Royston Brockman led a presentation endorsing the Affordable Housing Strategy to the weekly meeting of the Cebu Local Housing Board in early December 2021. The strategy sets out a framework and blueprint for affordable housing in the city by 2040 and proposes innovative implementation arrangements to enact the strategy.
With Cebu city's population projected to grow between 20 to 40 percent in the next 20 years to 1.2 to 1.3 million in 2040, substantial new demand for housing is inevitable. Analysis of census data, income data and trends estimates that Cebu needs between 74,000 and 111,000 units from 2020; of these, between 52,000 and 78,000 need to be affordable (priced at less than $34,000). Additionally, housing for resettlement, the homeless, and replacement of existing stock is also required. All in all, it was forecasted that Cebu required between 113,000 and 166,000 new housing units.
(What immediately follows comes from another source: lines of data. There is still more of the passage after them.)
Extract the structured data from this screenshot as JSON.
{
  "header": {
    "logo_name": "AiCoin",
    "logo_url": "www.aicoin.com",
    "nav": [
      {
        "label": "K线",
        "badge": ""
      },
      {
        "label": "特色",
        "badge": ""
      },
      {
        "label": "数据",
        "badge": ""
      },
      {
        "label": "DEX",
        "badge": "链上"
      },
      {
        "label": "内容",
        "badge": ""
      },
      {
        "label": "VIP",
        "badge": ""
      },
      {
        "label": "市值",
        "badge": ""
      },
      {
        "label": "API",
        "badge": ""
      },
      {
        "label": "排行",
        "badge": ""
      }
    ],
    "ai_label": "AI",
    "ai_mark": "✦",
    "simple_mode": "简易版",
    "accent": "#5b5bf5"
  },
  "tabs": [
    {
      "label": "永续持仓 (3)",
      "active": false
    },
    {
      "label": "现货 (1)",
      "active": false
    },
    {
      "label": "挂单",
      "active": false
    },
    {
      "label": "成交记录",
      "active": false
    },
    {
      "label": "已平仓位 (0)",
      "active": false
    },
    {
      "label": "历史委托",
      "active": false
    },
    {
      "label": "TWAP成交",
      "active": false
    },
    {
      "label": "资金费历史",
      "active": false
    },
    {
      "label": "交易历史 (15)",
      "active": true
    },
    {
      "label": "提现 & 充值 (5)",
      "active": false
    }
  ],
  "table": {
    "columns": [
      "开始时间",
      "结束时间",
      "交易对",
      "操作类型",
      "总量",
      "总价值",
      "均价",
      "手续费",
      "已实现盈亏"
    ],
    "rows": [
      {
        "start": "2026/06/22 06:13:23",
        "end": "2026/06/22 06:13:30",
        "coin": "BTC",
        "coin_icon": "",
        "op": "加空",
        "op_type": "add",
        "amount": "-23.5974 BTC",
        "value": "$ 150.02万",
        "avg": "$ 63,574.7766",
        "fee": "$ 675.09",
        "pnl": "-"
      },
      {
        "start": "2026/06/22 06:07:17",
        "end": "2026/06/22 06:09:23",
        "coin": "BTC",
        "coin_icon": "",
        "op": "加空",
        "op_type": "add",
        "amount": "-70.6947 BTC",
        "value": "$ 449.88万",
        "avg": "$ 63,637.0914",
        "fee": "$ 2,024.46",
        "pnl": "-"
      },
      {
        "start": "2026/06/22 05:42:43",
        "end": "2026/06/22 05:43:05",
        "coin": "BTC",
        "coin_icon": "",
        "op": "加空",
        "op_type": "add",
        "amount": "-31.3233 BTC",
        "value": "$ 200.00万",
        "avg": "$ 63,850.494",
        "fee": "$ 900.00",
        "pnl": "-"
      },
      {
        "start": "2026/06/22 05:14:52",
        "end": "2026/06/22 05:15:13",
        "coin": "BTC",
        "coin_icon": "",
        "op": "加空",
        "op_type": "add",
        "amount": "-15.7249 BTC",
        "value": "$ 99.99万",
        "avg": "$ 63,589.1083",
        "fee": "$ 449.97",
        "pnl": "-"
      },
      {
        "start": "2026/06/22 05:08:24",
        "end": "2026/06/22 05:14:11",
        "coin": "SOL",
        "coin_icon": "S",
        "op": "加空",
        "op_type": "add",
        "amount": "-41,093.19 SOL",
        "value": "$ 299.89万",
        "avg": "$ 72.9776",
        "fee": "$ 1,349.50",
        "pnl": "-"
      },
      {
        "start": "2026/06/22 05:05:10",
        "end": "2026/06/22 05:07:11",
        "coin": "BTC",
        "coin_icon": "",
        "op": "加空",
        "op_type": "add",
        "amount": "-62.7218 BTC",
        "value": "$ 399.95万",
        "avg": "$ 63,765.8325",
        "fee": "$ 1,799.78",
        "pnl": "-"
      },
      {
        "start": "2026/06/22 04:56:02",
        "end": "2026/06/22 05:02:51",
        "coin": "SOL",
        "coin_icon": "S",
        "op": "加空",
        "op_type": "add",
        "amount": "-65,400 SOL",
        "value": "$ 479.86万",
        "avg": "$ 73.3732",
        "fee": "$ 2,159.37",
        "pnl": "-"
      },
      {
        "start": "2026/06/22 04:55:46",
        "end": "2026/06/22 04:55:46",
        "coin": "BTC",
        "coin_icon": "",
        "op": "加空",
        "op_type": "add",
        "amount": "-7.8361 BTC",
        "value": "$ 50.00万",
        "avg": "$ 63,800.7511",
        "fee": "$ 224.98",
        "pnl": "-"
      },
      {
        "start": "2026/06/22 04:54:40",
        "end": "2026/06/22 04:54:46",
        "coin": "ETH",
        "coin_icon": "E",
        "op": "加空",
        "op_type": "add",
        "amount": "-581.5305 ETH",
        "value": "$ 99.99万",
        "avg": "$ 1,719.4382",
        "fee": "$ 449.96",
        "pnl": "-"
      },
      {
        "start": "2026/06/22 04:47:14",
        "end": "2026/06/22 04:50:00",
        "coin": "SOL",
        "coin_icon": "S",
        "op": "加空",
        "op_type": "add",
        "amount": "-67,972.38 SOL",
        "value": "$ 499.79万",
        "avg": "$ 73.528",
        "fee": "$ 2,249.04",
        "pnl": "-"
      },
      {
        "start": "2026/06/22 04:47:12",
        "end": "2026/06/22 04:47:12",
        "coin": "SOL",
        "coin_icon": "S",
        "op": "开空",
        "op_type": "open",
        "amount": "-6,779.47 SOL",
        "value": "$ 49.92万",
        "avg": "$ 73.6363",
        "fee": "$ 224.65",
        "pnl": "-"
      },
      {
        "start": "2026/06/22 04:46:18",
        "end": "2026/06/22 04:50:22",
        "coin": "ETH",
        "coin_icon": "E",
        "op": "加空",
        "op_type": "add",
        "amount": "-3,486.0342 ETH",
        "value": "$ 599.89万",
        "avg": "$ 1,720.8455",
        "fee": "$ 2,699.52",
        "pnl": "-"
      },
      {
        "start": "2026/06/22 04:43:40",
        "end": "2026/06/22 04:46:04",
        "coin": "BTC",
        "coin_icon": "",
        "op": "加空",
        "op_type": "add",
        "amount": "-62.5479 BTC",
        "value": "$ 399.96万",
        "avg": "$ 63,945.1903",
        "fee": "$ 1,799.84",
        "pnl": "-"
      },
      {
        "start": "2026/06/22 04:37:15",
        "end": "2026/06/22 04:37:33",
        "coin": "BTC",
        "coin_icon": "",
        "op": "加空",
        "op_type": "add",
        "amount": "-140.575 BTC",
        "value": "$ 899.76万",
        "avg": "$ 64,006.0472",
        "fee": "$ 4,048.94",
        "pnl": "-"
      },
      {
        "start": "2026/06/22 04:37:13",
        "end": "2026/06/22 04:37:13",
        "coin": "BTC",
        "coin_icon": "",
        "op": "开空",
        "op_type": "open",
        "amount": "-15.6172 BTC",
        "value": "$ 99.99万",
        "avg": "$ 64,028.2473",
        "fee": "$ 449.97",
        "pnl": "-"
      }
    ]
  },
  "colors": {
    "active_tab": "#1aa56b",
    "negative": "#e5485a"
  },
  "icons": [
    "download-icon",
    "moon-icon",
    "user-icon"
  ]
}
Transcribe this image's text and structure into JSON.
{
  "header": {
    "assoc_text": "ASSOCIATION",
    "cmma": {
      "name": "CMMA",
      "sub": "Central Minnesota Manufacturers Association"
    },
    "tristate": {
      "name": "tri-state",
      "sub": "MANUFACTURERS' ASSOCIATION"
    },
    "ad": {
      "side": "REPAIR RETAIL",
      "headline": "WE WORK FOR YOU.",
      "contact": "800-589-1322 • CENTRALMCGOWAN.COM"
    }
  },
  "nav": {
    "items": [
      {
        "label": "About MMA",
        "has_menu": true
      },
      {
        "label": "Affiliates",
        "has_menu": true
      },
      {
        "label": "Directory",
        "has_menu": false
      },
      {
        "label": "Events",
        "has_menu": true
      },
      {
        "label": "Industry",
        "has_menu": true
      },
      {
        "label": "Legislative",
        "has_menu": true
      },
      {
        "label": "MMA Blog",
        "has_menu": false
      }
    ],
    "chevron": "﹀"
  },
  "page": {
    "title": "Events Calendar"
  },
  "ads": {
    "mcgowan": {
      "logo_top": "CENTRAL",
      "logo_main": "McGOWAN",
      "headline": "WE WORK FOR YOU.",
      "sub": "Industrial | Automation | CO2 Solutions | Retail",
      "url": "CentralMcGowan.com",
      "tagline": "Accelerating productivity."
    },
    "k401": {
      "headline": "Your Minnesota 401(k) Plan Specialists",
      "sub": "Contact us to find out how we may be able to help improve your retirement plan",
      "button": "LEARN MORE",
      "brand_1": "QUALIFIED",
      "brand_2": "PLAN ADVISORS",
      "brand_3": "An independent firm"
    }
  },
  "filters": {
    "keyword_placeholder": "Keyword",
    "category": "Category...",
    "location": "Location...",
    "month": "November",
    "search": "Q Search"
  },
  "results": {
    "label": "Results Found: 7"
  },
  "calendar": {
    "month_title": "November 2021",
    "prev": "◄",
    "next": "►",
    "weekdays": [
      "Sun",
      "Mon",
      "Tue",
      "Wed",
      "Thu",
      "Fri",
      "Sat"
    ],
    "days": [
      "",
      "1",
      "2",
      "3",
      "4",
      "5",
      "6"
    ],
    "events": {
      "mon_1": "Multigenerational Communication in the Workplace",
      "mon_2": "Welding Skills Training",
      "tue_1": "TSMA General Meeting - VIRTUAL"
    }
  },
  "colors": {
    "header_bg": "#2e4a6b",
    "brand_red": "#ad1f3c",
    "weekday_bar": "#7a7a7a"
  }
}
In addition, informal settlements are a significant problem in the city; estimates from Triple Line deem there to be between 87,000 and 129,000 informal settler families in the city, many of which require improved living conditions.
The strategy focused on solving the core shelter problem—the low- and middle-income affordability gap and the growth of informal settlements.
As part of the project, strategic directions for the affordable housing strategy were set out. The process began by setting the context of the strategy; this worked to establish its priorities and enabled the work to be completed through partnerships. Secondly, it was highlighted that the strategy should address supply- and demand-side issues to eliminate the affordable housing gap. On the supply side, this would involve: improving existing informal housing; and increasing the supply of resilient, low-carbon, affordable, social and assisted housing. On the demand side, efforts would be made to stimulate demand. Finally, it was noted that improved city governance is central to the implementation and sustained success of any long-term housing strategy.
The affordable housing strategy will be implemented through five housing programmes. First, by satisfying the demand from new household formation. Second, through relocating and resettling informal settler families (ISFs) living in dangerous areas, land needed for public infrastructure and de-densifying downtown informal settlements. Third, redeveloping informal settlements as well as upgrading existing informal settlements. And finally, improving rural or upland settlements.
The principle for housing and settlement typologies is to transform low-rise informal settlements into communities with diversified choices and variety.
Expensive high-rise solutions close to the city centre or low-rise housing far from the city centre are not ideal for the target market. Affordable housing is not just about homes—it is about being able to afford a location close to appropriate services, shops, transport, workplaces, green space, having space to relax or play, and health and community facilities, all within a secure neighbourhood. Overcrowded informal settlements can be upgraded in-situ by improving infrastructure, services and housing to retain as many units in their present location as possible. Alternatively, a redevelopment scheme can be implemented, where land is pooled into joint ownership and redeveloped according to a phased rotational programme that gradually transforms the district. In this community-led initiative facilitated by the city government, the outcome and implementation are the residents' choice.
Innovative implementation arrangements have been proposed.
A key recommendation for the Cebu affordable housing strategy is to establish an arms-length affordable housing finance facility to provide development finance for local social housing developers and other entities. Establishing such a finance facility provides cost recoverable shelter for the poor. Furthermore, private sector involvement is the key, and integration with the formal housing and microfinance finance system is proposed for the provision of buyers' financing.